> **Exercise goal**: The answer is every line of the records that holds the word "Movement", copied in full.

> **Entries taken from a collection**:
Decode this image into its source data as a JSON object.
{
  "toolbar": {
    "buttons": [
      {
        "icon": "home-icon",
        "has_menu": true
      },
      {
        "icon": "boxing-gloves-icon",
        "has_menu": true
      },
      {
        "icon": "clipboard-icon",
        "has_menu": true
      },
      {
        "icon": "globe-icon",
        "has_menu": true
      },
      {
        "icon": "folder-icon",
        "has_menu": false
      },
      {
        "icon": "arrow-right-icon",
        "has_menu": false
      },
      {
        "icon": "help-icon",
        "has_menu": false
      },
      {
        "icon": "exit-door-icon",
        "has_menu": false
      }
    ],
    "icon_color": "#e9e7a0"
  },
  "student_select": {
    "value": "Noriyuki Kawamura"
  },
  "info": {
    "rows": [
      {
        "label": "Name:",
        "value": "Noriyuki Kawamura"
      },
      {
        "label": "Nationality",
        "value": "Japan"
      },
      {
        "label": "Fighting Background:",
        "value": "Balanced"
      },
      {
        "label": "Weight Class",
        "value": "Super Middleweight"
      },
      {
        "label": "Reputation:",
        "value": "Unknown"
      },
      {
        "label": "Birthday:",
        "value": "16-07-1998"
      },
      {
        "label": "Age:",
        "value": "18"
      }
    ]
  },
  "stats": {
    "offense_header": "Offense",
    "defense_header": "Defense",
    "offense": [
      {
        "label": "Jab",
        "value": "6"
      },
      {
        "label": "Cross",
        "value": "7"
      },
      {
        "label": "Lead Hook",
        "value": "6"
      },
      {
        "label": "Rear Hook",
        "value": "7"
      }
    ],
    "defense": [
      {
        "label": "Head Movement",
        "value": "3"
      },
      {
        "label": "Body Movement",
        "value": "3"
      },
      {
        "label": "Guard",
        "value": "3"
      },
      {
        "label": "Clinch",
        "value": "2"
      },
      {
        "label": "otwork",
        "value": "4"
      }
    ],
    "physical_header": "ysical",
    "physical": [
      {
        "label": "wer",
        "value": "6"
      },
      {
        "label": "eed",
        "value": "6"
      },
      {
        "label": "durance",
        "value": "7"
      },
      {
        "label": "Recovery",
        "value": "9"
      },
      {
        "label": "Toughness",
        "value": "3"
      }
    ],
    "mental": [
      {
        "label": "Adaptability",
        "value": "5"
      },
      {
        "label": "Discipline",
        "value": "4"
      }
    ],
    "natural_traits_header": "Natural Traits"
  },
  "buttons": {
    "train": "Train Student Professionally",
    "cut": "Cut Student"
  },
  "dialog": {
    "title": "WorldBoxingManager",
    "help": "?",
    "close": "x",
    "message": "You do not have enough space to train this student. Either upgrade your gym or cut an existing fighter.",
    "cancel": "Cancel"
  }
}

> **Answer to the problem**:
        "label": "Head Movement",
        "label": "Body Movement",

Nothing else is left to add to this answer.